Robot Food Rebrands Urban Eat, Infusing Excitement into Grab and Go
05 October 2021
Robot Food has overhauled the branding of food-to-go range Urban Eat, aiming to “implode” the sector with bold new designs that “push the limits and shatter the preconceptions of what ‘grab and go’ can be”.
Simon Forster, founder and ECD, Robot Food says: “The new Urban Eat is all about shaking up your routine while keeping things uncomplicated. It questions the previously unquestioned by providing exciting, always delicious options—whether you’re looking for something familiar or something new.”
Ali Johns, Head of Brand Development at Urban Eat owner Samworth Brothers, says: “This new chapter and identity will allow us to build brand awareness, grow into new listings, and inspire consumers looking for unique and exciting lunchtime offerings. It’s been a pleasure partnering with the Robot Food team and we’re so excited the vibrant new look has hit the shelves.”
Waking-up the ‘lunchtime zombies’
Urban Eat was inspired by the idea of revolutionising the brand to truly shake up the often-drab food to go aisle. Robot Food carried this through in the design. “Everything we did from the visuals and tone of voice is about breaking people out of lunchtime zombie mode and their regular habits,” says Robot Food creative strategist Natalie Redford.
It was crucial to establish a more emotional connection with Urban Eat to bring the rich brand story—articulated by Robot Food as “you are where you eat”—to life.
“The urban environment is about a rich mix of styles and colours, characters and cultures,” says Forster.
“We were visually and verbally trying to translate how eclectic people are in cities and harness that vibrancy to represent everyone who buys Urban Eat.”
Big up the cheese sandwich
While Robot Food was keen to look at how the brand design could look on new, exciting products coming to the Urban Eat range, it was also vital to amplify the existing, established, familiar flavours. “The ambition was to become this really exciting, innovative brand,” says Redford. “But in the short term, they still have to big up a cheese sandwich—sometimes it’s the only thing that hits the spot.”
The main design challenge was to harness vibrant colours, intricate pattern designs and illustrative elements but without alienating anyone: “colourful and crazy but tasty and approachable,” as senior designer Chris Shuttleworth, who helmed the creation of all illustrations in-house, puts it.
The huge range of illustrative styles are central to the Urban Eat brand, used on-pack to heighten the sense of excitement and dynamism of the range and create a rich brand world.
The high-energy, playful but functional illustrations nod to elements from across art history—as well as the sandwich aisle.
They also help navigation of the range, leaning on traditional conventions such as pink for ham, yellow for chicken with a unique spin to help elevate flavour cues.
Styles range from textured patterns to Memphis-like repeating shapes to Keith Haring-style line drawings, Matisse-esque cutout effects, colour washed photomontage, type-led graphics and more.
The side of the packs use vibrant pop-art style photography of key ingredients with punchy slogans to “add a touch of the unexpected,” says Forster.
“It’s going into a category with fresh eyes and shaking it up—it’s a dream job.
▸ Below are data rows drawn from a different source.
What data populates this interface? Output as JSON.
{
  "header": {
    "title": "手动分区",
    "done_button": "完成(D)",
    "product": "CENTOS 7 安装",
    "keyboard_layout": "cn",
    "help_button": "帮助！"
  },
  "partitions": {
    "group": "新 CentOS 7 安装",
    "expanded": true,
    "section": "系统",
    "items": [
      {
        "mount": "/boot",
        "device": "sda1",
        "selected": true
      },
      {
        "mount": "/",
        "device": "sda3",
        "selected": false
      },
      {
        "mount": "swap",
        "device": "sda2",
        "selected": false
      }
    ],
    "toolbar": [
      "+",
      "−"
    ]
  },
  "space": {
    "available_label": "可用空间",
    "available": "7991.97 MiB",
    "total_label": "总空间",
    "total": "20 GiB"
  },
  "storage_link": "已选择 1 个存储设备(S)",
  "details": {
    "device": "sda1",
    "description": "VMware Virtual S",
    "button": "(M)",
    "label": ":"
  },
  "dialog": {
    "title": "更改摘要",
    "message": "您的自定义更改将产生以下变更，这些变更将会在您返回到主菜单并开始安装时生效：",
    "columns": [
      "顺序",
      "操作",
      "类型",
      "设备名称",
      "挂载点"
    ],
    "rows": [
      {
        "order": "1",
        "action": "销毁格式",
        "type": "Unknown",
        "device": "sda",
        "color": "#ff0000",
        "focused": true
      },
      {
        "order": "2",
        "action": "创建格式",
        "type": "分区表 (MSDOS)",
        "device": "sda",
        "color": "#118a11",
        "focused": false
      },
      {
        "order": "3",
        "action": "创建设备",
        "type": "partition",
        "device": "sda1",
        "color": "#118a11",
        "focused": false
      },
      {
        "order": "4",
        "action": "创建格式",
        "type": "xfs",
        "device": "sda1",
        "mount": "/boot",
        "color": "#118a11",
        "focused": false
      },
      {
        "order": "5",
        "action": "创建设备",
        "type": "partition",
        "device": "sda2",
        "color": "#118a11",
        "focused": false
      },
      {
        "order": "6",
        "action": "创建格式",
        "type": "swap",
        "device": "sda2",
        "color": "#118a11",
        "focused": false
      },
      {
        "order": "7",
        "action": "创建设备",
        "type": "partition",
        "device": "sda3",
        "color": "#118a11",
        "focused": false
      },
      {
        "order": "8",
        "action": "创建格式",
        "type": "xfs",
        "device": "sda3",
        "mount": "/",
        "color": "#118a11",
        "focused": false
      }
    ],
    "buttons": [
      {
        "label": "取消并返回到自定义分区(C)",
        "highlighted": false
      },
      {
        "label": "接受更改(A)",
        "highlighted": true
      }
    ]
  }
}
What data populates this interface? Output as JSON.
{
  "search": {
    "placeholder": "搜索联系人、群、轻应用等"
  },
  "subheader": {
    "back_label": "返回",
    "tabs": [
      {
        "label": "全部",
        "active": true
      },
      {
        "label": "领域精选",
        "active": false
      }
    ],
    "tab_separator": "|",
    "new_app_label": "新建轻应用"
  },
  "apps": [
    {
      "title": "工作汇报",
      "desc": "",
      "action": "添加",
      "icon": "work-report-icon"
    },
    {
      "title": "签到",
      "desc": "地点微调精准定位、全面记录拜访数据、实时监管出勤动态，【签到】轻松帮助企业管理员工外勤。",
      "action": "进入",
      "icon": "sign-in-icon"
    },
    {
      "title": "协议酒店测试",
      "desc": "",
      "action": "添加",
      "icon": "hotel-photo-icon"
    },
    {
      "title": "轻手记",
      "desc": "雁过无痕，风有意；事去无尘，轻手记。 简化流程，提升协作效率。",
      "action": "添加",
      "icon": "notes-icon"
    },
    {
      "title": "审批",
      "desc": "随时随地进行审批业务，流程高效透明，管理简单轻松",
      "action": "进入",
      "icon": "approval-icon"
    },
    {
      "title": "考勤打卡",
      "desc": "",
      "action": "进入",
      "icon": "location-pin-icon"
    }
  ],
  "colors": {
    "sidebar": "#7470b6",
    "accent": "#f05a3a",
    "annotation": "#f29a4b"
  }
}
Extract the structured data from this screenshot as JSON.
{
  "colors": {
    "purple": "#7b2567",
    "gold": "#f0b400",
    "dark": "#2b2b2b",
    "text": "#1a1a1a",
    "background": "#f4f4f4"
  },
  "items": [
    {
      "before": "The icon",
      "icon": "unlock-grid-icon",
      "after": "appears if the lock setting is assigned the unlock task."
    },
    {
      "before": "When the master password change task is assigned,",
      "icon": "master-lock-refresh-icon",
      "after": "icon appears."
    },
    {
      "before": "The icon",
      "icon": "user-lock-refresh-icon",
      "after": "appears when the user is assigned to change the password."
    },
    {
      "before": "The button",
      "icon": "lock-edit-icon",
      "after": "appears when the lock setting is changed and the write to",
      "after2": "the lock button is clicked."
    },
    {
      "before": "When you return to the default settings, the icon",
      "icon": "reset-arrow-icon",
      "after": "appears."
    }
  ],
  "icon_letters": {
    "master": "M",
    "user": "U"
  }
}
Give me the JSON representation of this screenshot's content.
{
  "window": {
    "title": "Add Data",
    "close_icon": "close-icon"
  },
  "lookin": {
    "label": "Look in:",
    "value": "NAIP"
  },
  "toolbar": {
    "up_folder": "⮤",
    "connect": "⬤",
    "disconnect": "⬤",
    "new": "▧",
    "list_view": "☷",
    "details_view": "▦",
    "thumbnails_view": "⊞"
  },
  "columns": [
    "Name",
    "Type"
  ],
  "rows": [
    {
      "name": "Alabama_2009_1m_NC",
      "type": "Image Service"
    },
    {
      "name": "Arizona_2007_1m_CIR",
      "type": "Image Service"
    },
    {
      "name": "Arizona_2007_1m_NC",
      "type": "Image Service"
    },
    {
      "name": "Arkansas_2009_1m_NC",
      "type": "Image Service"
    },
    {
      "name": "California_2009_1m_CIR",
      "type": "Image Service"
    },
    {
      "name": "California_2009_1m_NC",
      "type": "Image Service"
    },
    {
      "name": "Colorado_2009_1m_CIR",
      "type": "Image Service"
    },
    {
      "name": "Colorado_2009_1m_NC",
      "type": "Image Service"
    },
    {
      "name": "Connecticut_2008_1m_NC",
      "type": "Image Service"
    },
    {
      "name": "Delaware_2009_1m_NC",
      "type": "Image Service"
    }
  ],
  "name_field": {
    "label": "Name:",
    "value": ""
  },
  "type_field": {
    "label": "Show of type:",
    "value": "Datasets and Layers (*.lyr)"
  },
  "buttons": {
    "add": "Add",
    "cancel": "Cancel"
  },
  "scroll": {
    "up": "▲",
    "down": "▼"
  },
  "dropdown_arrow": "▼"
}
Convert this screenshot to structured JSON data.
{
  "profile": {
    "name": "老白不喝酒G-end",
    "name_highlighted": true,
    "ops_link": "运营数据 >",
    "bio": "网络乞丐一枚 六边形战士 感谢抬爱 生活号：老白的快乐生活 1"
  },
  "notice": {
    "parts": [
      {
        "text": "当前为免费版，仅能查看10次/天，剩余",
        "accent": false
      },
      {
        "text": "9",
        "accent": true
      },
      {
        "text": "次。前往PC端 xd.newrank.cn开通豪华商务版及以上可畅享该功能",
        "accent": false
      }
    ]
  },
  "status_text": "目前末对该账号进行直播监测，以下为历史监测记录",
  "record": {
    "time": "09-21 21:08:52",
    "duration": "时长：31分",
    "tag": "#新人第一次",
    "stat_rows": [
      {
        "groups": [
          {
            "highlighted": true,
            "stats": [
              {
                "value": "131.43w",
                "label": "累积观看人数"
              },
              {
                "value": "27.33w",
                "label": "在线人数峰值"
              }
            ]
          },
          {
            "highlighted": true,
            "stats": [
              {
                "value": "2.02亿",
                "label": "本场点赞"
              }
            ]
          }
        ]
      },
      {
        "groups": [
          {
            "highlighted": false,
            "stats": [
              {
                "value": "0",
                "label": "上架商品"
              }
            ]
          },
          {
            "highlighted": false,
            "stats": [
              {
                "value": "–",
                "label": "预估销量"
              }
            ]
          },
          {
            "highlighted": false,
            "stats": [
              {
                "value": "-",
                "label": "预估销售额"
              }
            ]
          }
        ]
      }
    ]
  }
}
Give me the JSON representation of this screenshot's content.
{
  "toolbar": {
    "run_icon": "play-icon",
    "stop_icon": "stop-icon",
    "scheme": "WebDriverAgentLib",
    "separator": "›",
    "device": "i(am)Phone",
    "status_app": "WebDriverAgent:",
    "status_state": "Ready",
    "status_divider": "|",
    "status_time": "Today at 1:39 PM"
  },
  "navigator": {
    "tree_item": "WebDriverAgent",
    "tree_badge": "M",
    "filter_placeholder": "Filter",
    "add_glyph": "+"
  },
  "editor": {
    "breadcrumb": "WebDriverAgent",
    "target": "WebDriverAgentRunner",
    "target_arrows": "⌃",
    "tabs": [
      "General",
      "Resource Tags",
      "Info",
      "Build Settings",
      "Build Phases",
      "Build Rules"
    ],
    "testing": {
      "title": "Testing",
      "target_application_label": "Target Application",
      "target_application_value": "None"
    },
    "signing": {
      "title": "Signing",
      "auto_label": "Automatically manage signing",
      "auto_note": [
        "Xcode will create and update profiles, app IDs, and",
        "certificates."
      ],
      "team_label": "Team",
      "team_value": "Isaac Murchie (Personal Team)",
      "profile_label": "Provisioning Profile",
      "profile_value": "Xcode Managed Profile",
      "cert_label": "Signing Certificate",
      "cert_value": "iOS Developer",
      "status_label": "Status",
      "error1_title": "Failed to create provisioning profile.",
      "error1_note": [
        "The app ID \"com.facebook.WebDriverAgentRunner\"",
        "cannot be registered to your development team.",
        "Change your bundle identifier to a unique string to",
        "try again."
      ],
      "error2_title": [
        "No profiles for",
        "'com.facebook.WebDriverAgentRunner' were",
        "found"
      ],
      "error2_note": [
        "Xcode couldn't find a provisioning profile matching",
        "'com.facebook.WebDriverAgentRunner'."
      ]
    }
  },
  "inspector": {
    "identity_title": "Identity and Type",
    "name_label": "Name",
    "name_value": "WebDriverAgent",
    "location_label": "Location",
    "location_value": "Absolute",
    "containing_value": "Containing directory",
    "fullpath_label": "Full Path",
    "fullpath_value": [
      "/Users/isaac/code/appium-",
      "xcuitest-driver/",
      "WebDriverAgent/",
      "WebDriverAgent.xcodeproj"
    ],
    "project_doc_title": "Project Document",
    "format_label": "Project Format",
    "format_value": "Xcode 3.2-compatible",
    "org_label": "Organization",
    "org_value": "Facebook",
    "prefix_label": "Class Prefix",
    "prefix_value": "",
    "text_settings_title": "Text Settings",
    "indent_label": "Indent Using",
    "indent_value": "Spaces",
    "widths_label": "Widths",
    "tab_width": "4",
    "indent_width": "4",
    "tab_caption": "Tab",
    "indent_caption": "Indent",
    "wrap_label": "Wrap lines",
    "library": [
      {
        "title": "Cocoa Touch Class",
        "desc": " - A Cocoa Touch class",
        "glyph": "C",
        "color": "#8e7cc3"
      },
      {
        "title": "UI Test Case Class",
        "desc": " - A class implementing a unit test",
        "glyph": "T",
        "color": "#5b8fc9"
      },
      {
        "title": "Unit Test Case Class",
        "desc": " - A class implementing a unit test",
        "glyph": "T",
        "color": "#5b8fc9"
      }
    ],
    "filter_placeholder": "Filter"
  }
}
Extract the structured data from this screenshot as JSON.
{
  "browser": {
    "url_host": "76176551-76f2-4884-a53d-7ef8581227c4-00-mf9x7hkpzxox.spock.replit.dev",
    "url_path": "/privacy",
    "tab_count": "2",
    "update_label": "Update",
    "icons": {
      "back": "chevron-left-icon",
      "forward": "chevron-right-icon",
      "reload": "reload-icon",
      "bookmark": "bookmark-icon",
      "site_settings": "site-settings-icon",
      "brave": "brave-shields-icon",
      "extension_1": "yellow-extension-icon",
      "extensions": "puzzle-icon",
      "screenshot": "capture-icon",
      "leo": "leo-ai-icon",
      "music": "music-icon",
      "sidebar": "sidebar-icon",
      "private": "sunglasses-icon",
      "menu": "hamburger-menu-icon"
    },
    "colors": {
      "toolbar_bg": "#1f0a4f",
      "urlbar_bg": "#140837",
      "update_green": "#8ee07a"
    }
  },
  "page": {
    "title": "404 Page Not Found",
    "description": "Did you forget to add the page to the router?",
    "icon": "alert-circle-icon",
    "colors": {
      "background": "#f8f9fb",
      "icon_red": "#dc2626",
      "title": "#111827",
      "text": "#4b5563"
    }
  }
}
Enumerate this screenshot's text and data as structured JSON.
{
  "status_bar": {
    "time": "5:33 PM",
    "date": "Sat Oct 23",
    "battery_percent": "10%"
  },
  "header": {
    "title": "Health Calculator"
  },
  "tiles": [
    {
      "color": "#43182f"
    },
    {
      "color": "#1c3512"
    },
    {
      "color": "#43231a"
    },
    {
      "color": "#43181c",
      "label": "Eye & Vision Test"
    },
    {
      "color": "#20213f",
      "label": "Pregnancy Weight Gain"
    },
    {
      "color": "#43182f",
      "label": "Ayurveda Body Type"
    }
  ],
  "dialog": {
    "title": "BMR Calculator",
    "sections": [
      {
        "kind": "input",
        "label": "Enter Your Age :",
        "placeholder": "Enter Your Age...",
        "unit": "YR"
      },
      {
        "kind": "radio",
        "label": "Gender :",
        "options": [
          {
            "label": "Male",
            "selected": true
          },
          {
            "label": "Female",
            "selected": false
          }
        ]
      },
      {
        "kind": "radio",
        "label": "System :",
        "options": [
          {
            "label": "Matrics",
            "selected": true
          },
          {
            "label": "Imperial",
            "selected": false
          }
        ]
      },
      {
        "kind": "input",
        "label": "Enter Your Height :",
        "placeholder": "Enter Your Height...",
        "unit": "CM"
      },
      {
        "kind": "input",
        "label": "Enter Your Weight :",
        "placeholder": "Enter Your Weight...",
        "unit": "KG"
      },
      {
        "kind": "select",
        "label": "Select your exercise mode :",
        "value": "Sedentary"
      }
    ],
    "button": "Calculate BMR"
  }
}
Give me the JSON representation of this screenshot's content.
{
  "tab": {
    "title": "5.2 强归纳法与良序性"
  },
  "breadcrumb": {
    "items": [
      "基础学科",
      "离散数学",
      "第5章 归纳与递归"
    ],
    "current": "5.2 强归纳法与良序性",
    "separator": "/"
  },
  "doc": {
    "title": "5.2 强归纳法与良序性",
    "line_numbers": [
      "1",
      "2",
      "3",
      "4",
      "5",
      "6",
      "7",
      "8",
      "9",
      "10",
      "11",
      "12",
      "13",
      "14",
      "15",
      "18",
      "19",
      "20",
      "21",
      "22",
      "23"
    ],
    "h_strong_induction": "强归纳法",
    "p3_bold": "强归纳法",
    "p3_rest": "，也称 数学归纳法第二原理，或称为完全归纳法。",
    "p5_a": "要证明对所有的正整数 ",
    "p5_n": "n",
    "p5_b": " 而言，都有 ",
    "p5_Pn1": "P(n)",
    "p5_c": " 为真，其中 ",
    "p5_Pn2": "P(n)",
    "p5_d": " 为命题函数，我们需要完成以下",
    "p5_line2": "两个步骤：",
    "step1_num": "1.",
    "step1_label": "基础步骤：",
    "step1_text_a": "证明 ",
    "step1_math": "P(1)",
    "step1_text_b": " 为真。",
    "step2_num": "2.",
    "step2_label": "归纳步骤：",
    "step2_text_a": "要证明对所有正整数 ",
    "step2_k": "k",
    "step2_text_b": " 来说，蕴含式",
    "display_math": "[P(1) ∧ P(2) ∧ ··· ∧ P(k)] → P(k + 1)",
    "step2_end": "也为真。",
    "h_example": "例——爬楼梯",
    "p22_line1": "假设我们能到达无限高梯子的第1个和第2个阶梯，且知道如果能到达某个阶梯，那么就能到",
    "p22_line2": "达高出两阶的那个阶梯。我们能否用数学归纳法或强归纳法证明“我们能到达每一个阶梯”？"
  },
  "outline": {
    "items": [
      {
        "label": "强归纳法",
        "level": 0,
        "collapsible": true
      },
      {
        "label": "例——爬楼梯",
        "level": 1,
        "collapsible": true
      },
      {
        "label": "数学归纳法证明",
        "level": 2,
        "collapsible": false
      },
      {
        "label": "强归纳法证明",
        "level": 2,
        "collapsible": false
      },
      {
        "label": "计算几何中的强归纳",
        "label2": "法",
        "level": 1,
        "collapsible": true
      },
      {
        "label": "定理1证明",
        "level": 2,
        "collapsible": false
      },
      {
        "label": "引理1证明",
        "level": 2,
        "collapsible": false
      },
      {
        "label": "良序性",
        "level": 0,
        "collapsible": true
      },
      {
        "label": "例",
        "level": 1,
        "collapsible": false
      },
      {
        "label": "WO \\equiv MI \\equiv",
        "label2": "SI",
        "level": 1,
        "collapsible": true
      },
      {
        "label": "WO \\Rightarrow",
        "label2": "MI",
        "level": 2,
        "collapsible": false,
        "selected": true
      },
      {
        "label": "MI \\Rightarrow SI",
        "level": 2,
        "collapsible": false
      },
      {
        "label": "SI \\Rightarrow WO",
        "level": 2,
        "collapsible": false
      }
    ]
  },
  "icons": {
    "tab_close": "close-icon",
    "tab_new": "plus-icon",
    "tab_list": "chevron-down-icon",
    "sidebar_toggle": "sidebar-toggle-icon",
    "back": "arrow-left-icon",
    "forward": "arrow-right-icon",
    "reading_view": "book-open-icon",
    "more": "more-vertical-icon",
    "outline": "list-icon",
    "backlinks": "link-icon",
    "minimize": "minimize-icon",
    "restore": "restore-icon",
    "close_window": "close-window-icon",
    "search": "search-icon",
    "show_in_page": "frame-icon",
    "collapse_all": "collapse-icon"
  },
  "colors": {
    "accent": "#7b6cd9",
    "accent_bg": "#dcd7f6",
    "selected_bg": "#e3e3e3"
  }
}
Our design is more akin to a craft beer than a sandwich.”
Playful, expansive typographic language
The new master logo is set in a bright yellow tone with a dramatic drop shadow; while secondary logos can be used in any colourways.
A suite of ten fonts is used to further amplify the sense of eclecticism, including a mix of Druk, Century Gothic and Balboa for title fonts; and Brandon for body copy.
Fonts are used in any combination across packaging and branding applications, prioritising legibility and easy navigation across the range as well as on-shelf standout.
Robot Food created a robust, straightforward tone of voice that both matched and augmented the graphics, resulting in some tongue in cheek phrasing and packed with puns.
“We wanted the copy to be as strong and different and ownable as the design,” says Lizzie De Jong, Robot Food copywriter. “There was nothing that stood out in similar products; the language was either very frilly or very basic.
“The copy needed attitude but without feeling forced or cliched: getting rid of all those empty adjectives that don’t mean anything, being foodie in a way that feels down to earth and real and approachable.
“It was about being celebratory around the food and giving people permission to explore.”
Urban Eat’s new brand by Robot Food is rolling out now and can be found on grab and go shelves at Moto, Welcome Break, Londis and Budgens.
For more information on Robot Food please contact Red Setter PR:
About Robot Food:
Robot Food is an independent branding agency based in Leeds, UK. Since 2009 the team has partnered with global clients of all shapes, sizes and categories to deliver compelling consumer-led brands, grounded in disruptive, strategic thinking. Known for their entrepreneurial attitude and ‘no-fluff’ end-to-end approach, Robot Food specialise in uncovering the commercial opportunity for the brands they work with, including the likes of Carlsberg, Co-op and Vocation Brewery, as well as creating and launching Robot Food’s own brand Stories & Ink. Visit: robot-food.com for more information.